For example, Parylene generally needs more surface preparation than liquid coatings to make it adhere to the target.

Also, masking needs to be much better due to the nature of depositing a coating as a vapor which has extreme crevice penetration.

Conversely, reducing the level of masking can contribute the most in keeping the price of Parylene coating low.


Raw dimer (material) costs

The raw Parylene dimer contributes a small but significant cost to the overall cost.

Assuming the use of Parylene-C at typical thicknesses, the contribution of material cost to overall cost can be up to 10%.

The main exception to this rule is fluorinated Parylene (F and AF-4). With these specialist dimers, the contribution of raw material to final coating cost can be as high as 80%.


So what is the biggest cost factor in Parylene processing?

In the end the biggest cost is labor in the preparation processes. If you can reduce these costs then you reduce the overall process.

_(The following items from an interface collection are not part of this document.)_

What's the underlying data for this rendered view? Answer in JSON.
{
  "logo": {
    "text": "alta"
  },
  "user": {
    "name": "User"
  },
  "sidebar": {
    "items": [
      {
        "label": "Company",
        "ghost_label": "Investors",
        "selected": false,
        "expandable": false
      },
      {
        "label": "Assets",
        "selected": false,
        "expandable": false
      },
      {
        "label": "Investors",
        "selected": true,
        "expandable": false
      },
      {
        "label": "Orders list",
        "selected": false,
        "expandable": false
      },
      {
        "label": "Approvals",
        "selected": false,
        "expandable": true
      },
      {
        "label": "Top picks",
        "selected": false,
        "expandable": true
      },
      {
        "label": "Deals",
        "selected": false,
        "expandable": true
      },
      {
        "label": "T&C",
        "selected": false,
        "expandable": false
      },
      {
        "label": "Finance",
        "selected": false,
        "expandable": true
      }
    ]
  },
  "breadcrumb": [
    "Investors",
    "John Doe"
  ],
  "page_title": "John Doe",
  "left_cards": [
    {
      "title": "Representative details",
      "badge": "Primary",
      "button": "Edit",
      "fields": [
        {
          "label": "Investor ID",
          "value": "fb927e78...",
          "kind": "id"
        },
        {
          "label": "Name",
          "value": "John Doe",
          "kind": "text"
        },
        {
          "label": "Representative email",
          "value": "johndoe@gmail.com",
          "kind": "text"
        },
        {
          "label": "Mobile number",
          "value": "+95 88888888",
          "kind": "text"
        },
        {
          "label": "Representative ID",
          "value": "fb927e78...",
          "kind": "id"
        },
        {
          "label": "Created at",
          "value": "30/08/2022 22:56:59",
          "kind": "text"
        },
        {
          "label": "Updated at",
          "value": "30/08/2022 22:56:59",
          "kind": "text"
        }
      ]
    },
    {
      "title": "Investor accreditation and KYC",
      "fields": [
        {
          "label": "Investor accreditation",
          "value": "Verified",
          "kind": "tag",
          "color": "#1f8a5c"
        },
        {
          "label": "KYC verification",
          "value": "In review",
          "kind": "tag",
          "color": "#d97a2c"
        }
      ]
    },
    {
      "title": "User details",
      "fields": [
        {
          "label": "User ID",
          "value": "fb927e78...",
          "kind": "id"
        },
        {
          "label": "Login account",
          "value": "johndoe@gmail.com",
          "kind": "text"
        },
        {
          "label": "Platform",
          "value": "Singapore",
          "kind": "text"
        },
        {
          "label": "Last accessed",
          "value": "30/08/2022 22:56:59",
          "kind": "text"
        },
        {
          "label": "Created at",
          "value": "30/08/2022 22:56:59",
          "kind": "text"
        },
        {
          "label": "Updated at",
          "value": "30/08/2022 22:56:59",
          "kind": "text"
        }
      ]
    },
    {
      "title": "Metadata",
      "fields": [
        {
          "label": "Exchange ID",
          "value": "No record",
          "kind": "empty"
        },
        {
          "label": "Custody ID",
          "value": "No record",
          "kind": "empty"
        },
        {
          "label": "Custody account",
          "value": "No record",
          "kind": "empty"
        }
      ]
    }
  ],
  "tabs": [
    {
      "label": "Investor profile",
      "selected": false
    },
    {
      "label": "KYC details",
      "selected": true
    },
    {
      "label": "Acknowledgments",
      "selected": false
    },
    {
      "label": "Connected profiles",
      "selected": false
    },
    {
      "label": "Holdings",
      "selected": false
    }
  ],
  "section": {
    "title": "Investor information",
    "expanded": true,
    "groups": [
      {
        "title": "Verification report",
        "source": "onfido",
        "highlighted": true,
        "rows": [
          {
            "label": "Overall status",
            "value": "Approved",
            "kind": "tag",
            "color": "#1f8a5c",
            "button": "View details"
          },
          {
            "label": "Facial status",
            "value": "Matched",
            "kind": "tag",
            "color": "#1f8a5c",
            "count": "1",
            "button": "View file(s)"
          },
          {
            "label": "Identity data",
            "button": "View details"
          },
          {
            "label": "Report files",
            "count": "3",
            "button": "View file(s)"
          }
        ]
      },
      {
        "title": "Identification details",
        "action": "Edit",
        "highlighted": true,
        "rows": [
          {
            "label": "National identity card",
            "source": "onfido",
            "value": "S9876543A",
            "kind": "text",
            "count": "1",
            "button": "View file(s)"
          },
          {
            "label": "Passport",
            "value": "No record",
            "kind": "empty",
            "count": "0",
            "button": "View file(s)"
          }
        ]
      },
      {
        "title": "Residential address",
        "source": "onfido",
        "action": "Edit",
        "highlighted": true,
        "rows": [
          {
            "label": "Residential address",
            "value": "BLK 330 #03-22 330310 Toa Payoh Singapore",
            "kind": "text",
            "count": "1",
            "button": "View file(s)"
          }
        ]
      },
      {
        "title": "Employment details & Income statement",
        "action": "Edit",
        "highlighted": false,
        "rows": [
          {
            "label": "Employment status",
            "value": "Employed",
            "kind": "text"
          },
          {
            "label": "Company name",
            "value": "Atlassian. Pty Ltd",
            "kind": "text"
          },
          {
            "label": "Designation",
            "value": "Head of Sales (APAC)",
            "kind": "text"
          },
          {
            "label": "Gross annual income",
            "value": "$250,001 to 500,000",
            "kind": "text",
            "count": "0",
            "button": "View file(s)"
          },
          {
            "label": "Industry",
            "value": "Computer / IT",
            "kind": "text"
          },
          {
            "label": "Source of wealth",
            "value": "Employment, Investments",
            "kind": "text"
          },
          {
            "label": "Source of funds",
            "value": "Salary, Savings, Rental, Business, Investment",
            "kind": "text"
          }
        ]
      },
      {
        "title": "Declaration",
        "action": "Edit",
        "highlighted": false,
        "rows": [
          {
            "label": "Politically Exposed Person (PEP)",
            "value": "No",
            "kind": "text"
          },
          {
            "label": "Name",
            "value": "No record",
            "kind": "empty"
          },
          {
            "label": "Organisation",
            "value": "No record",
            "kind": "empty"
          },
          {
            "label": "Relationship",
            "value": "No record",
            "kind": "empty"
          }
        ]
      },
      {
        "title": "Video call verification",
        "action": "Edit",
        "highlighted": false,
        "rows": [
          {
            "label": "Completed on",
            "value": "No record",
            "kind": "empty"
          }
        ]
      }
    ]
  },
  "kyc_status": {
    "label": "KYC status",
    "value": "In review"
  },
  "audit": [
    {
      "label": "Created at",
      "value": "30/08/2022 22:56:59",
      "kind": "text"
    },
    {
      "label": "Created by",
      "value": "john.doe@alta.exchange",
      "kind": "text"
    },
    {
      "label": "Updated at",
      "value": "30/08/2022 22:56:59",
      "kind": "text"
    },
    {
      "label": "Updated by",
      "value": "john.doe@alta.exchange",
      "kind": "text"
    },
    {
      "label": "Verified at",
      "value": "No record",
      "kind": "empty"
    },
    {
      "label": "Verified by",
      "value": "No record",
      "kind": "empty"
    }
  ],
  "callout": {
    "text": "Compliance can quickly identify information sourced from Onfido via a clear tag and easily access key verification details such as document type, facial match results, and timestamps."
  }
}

Liquid conformal coating are more competitive when they are applied selectively and the labor costs are reduced.

However, these liquid coatings have reduced performance against parylene and this has to be considered in the final analysis.



Warren Boomer, Thin film Partners

Warren Boomer is the Founder and Managing Director of Thin Film Partners – a company which represents a departure from standard business model in coating. His vision was to create an entity able to provide virtually all coating services, materials and instruction for all families of coatings – CVD, ALD, MVD, DLC, Liquid conformal coatings, Powder coating, Fluoropolymers, Electroplating and Oxides/Ceramics.

Thin Film Partners comprises a number of recognized experts in various coatings arenas. Warren and his group will contribute to various sections, including Parylene, Fluoropolymers, MVD, and other high performance coatings.


Start here to find out more about Thin Film Partners.